Workers can wear respirators to make sure they do not breathe in these particles and become infected with the virus. The type of respirator workers need to wear is called a particulate respirator. Surgical masks (like the ones that doctors wear to prevent their saliva from getting on the patient) do not protect workers. Employers must follow all of the rules in OSHA’s Respiratory Protection Standard 1910.134 before giving workers a respirator.
How do particulate respirators work?
A particulate respirator protects workers by filtering out particles that are in the air. These particles may contain the flu virus. Respirators must seal tightly around the nose, mouth and face in order for them to work properly. This way, when a worker breathes, the air is pulled through the filters before it goes into the worker’s lungs.
Can any respirator be used in the workplace?
The National Institute for Occupational Safety and Health (NIOSH) is a federal government agency. NIOSH is responsible for testing and certifying all respirators used in workplaces in the United States. Under OSHA’s respirator standard, only NIOSH certified respirators can be worn by workers.
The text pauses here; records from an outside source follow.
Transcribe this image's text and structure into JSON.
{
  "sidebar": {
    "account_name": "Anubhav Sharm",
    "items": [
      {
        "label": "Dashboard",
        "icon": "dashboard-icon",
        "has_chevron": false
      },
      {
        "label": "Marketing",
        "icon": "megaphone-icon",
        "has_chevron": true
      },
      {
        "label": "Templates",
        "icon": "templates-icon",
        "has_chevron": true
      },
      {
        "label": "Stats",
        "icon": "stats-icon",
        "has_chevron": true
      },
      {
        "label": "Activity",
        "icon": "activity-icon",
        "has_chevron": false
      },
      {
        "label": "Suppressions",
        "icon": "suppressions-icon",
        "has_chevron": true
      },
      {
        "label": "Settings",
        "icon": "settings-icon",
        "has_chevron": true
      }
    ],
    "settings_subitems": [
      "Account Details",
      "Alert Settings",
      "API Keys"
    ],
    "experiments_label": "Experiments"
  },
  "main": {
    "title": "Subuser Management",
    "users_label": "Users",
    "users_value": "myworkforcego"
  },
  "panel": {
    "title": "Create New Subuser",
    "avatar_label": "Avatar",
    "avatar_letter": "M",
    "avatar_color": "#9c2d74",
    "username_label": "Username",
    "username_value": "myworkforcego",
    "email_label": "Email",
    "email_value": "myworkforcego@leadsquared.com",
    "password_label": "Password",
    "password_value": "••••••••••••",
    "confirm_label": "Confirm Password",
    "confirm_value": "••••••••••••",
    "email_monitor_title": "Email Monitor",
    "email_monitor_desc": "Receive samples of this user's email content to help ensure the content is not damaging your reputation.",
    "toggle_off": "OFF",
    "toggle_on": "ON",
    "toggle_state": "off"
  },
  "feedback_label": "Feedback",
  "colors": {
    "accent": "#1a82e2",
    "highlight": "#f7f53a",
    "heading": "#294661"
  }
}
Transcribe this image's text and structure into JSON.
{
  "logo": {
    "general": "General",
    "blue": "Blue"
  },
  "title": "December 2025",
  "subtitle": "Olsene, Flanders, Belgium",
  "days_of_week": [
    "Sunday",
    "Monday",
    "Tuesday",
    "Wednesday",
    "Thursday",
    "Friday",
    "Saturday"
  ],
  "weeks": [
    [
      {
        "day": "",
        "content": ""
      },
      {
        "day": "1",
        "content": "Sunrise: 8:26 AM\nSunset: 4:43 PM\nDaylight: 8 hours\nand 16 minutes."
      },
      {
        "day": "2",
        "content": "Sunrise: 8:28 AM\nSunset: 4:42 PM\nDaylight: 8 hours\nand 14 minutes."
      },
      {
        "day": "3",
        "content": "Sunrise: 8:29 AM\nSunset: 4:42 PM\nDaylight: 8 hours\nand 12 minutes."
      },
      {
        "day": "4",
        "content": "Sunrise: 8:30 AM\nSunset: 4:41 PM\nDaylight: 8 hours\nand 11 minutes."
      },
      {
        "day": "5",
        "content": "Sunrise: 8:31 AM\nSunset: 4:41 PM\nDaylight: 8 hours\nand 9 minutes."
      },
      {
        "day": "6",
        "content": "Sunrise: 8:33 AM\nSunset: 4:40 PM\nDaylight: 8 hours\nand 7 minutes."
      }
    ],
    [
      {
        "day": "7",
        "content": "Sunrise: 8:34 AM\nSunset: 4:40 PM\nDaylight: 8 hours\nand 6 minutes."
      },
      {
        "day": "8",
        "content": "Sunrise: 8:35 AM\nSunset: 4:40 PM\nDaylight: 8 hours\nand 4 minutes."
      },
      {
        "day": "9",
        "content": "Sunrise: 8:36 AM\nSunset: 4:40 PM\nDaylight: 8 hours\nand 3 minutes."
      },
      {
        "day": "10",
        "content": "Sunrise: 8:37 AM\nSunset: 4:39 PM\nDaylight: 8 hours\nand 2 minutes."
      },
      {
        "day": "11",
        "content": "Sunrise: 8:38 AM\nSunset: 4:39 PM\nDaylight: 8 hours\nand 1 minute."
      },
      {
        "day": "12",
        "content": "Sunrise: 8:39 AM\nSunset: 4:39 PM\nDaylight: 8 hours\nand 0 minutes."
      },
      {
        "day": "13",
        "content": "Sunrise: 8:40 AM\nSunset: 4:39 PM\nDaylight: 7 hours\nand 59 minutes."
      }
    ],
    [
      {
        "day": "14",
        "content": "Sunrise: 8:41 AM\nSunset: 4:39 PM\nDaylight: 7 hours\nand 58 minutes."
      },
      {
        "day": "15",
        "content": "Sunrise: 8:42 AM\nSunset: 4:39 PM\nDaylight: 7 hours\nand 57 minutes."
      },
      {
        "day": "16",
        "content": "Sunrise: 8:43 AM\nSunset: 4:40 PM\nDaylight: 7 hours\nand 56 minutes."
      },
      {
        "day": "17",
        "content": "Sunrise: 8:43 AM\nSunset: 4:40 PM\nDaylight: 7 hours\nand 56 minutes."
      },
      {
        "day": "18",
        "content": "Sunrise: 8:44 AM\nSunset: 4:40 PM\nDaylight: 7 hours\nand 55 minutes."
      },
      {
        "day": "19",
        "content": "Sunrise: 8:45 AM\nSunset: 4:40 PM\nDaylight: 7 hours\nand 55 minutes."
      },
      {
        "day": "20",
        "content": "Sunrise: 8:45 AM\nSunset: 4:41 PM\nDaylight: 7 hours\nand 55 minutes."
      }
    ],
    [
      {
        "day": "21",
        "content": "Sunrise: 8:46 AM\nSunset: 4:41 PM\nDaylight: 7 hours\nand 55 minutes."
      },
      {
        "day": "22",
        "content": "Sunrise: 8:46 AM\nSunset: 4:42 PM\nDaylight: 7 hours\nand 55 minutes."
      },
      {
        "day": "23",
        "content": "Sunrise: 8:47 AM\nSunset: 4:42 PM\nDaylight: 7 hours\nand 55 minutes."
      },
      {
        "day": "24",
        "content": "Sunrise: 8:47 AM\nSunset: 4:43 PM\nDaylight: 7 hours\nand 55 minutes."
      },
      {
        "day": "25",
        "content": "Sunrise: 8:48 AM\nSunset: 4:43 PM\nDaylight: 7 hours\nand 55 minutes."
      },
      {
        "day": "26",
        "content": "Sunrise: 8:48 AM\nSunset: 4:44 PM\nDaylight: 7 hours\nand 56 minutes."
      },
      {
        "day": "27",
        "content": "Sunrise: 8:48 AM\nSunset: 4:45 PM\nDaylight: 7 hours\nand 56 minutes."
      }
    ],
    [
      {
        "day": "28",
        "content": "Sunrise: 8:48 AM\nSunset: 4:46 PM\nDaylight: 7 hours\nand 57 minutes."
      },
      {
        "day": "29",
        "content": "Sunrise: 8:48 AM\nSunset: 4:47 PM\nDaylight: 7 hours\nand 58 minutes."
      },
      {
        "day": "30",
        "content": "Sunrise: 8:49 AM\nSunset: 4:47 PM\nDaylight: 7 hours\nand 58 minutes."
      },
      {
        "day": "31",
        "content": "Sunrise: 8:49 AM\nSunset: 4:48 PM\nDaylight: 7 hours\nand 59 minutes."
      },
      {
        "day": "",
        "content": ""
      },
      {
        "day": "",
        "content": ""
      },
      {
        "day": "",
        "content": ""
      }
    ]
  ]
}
Surgical masks are not respirators. A surgical mask does not give workers any protection from breathing in particles. These masks do not have a tight seal around the nose, mouth and face. Particles that contain the flu virus can easily get through the gaps between the mask and face and enter the lungs. Also, the material used in surgical masks is not made to filter small particles. Surgical masks are not certified by NIOSH as respirators. OSHA does not allow them to be used in the workplace to protect workers from breathing in chemicals or particles. Surgical masks must never be used to prevent workers from breathing in swine flu virus particles!
Are there different types of particulate respirators?
Three types of particulate respirators will work to protect workers from breathing in the flu virus:
· Disposable filtering facepieces: These respirators can be used once and then they must be thrown away.
· Reuseable elastomeric respirators: These respirators can be used again after cleaning, disinfecting and replacing the used filters.
· Powered air purifying respirators (PAPRs). These respirators run off of a battery that pulls the contaminated air through the filter. They can be used again after cleaning, disinfecting and replacing used filters.
Each of these particulate filtering respirators is rated by their ability to filter out small particles: 95%, 99%, and 100%.
Does OSHA have any guidelines for choosing a particulate respirator to protect workers from the flu virus?
OSHA has the following recommendations for choosing a particulate respirator:
Choose N95 or higher-rated filter respirators for “high-risk” workers* like health care workers and workers who respond to emergencies.
Wear a powered air purifying respirator (PAPR) if health care workers have to insert an instrument into the patient’s airway (for example, to do a bronchoscopy or intubation).
If workers have a lot of contact with people on the job (like schools, crowded workplaces, and busy stores) use of a respirator is recommended. This is especially important if there is close contact with people who might have swine flu.
The Teamsters recommend using a more protective particulate respirator for high risk workers (like health care workers and emergency responders). The recommended respirator is a P100 respirator with an elastomeric (rubber-like) facepiece seal or a PAPR with filters that have a high rating for filtering out small particles.